I would say that historically, the garment industry has been the first step on the ladder to industrialization. It has been a force for economic development precisely because it is labourintensive, especially in Asia and Africa.
Technology may disrupt these human efforts to a certain extent but I don‘t believe the tech advances will be quick enough to meaningfully change the trend of garment production. I agree that USA and EU are more inclined towards the automated solutions but if I talk about the feasibility of automation across the globe, I believe we first need to build the human capacity rather than look towards replacing human being with technology.
We have people in our technical team who have previously worked with the Asian manufacturing units and all I can say is that ‘developed’ countries can opt for automation but as far as small and ‘developing’ countries such as Myanmar,
Cambodia, Ethiopia and Ghana are concerned, automation can be adopted in these places at a later stage too.
PALOMA PINEDA Co-founder & COO, Ethical Apparel Africa (EAA), Ghana
USA and EU are the pioneers in automated manufacturing. Though Asian apparel manufacturers are putting their hands into automation, complete advancement of the operations inside factories might take years since we are a labour-intensive industry.
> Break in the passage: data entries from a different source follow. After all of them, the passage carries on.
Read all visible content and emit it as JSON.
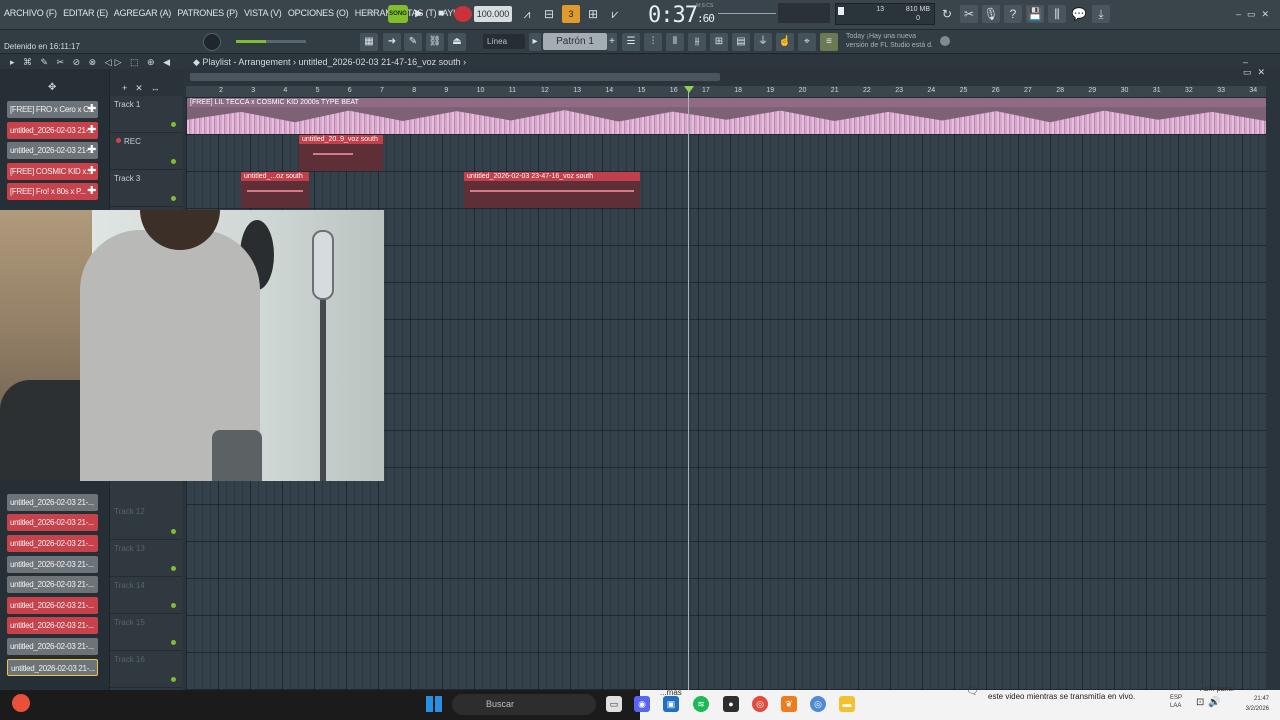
{
  "menu": [
    "ARCHIVO (F)",
    "EDITAR (E)",
    "AGREGAR (A)",
    "PATRONES (P)",
    "VISTA (V)",
    "OPCIONES (O)",
    "HERRAMIENTAS (T)",
    "AYUDA"
  ],
  "status_line": "Detenido en 16:11:17",
  "transport": {
    "song_label": "SONG",
    "tempo": "100.000",
    "time_main": "0:37",
    "time_sub": ":60",
    "time_label": "M:S:CS"
  },
  "cpu": {
    "val1": "13",
    "mem": "810 MB",
    "val3": "0"
  },
  "toolbar2": {
    "snap": "Línea",
    "pattern": "Patrón 1"
  },
  "news": {
    "line1": "Today ¡Hay una nueva",
    "line2": "versión de FL Studio está d."
  },
  "playlist": {
    "title": "Playlist - Arrangement",
    "separator": "›",
    "current": "untitled_2026-02-03 21-47-16_voz south",
    "end_arrow": "›"
  },
  "picker": [
    {
      "label": "[FREE] FRO x Cero x C...",
      "color": "gray"
    },
    {
      "label": "untitled_2026-02-03 21-...",
      "color": "red"
    },
    {
      "label": "untitled_2026-02-03 21-...",
      "color": "gray"
    },
    {
      "label": "[FREE] COSMIC KID x...",
      "color": "red"
    },
    {
      "label": "[FREE] Fro! x 80s x P...",
      "color": "red"
    },
    {
      "label": "untitled_2026-02-03 21-...",
      "color": "gray"
    },
    {
      "label": "untitled_2026-02-03 21-...",
      "color": "red"
    },
    {
      "label": "untitled_2026-02-03 21-...",
      "color": "red"
    },
    {
      "label": "untitled_2026-02-03 21-...",
      "color": "gray"
    },
    {
      "label": "untitled_2026-02-03 21-...",
      "color": "gray"
    },
    {
      "label": "untitled_2026-02-03 21-...",
      "color": "red"
    },
    {
      "label": "untitled_2026-02-03 21-...",
      "color": "red"
    },
    {
      "label": "untitled_2026-02-03 21-...",
      "color": "gray"
    },
    {
      "label": "untitled_2026-02-03 21-...",
      "color": "gray"
    },
    {
      "label": "untitled_2026-02-03 21-...",
      "color": "red"
    }
  ],
  "tracks": {
    "t1": "Track 1",
    "rec": "REC",
    "t3": "Track 3",
    "t12": "Track 12",
    "t13": "Track 13",
    "t14": "Track 14",
    "t15": "Track 15",
    "t16": "Track 16"
  },
  "ruler": [
    "2",
    "3",
    "4",
    "5",
    "6",
    "7",
    "8",
    "9",
    "10",
    "11",
    "12",
    "13",
    "14",
    "15",
    "16",
    "17",
    "18",
    "19",
    "20",
    "21",
    "22",
    "23",
    "24",
    "25",
    "26",
    "27",
    "28",
    "29",
    "30",
    "31",
    "32",
    "33",
    "34"
  ],
  "clips": {
    "beat": "[FREE] LIL TECCA x COSMIC KID 2000s TYPE BEAT",
    "c2": "untitled_20..9_voz south",
    "c3": "untitled_...oz south",
    "c4": "untitled_2026-02-03 23-47-16_voz south"
  },
  "taskbar": {
    "search": "Buscar",
    "mas": "...más",
    "notification": "este video mientras se transmitía en vivo.",
    "abrir": "Abrir panel",
    "lang1": "ESP",
    "lang2": "LAA",
    "time": "21:47",
    "date": "3/2/2026"
  },
  "colors": {
    "accent_green": "#7fbf2d",
    "clip_red": "#c7424b",
    "beat_pink": "#8f6b86"
  }
}
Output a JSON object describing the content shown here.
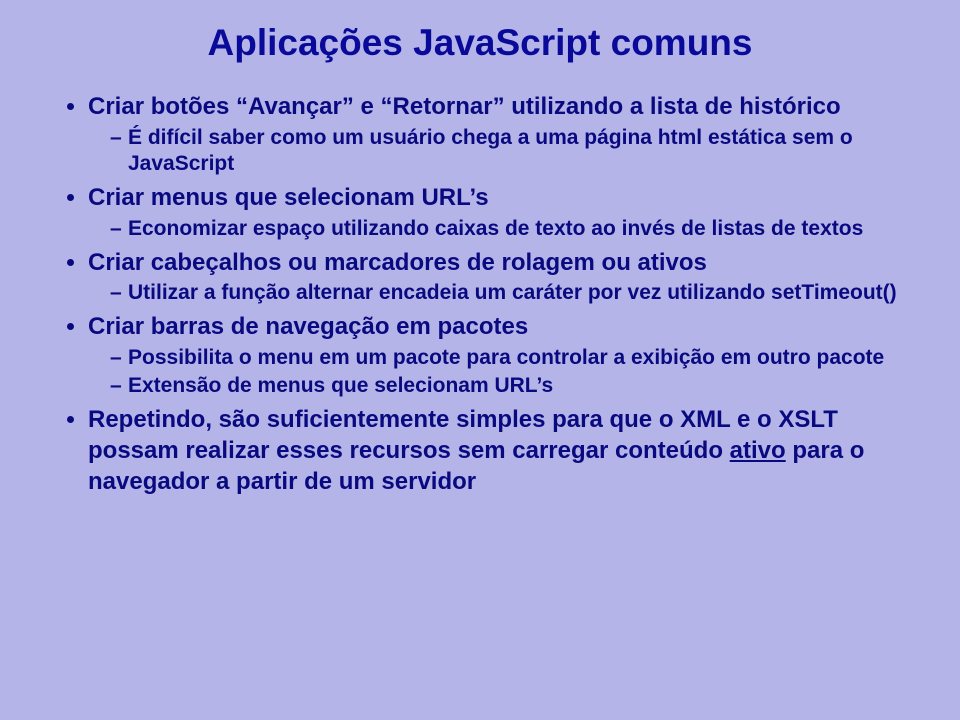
{
  "title": "Aplicações JavaScript comuns",
  "bullets": {
    "b1": {
      "text": "Criar botões “Avançar” e “Retornar” utilizando a lista de histórico",
      "s1": "É difícil saber como um usuário chega a uma página html estática sem o JavaScript"
    },
    "b2": {
      "text": "Criar menus que selecionam URL’s",
      "s1": "Economizar espaço utilizando caixas de texto ao invés de listas de textos"
    },
    "b3": {
      "text": "Criar cabeçalhos ou marcadores de rolagem ou ativos",
      "s1": "Utilizar a função alternar encadeia um caráter por vez utilizando setTimeout()"
    },
    "b4": {
      "text": "Criar barras de navegação em pacotes",
      "s1": "Possibilita o menu em um pacote para controlar a exibição em outro pacote",
      "s2": "Extensão de menus que selecionam URL’s"
    },
    "b5": {
      "pre": "Repetindo, são suficientemente simples para que o XML e o XSLT possam realizar esses recursos sem carregar conteúdo ",
      "underline": "ativo",
      "post": " para o navegador a partir de um servidor"
    }
  }
}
I agree on the point that automation is mandatory to mitigate risks from the perspective of quality, delivery and cost. Various costs such as labour wages, gas and electricity, and logistics are increasing and we are not getting proper skilled labour to make fashionable items in our subcontinent.
Nowadays, the buyers even demand for QCD (Quality, Cost-competitiveness, and Delivery) and this, I assume, is only possible with automation. But, before investing in latest machinery to replace human intervention, the company needs to work on feasibility analysis like ROI, Payback period, NPV etc. Based on feasibility, the manufacturers can then start with semiautomation instead of opting for full automation at the first step itself.
SHIMUL SHAHIDUZZAMAN Sr. Production Engineer, Target Corp., Bangladesh
It is always advisable to use automation in apparel manufacturing since it really helps to control the rising wages. I believe that apart from UK and USA, the Asian manufacturers should now also start to adopt this more effectively. But the manufacturers’ capacity to invest in the automated processes is a key factor which ascertains the extent to which these automated processes can be implemented.
The tussle between human efforts and automation will always be there in Asia since we are a labour-intensive region. In fact, skilled labour is a question in most of the countries making quality garments. However, there should be a balance between manufacturing cost and what is being paid for it. Cost can go up to a certain limit only to survive in business, whether automated or otherwise.
As Vietnam is one of the most prominent emerging hubs in garment manufacturing, our company is going with the trend. We are also applying technology to a certain degree in our sewing area depending on the cost of application and ROI. If it is feasible for us to go ahead with these technological advancements after calculating the ROI period, we invest in such automated solutions so as to manage the rising salaries and the manufacturing cost at the same time.
UPUL PATHIRANA Head of Operations, Epic Designers Vietnam Ltd., Vietnam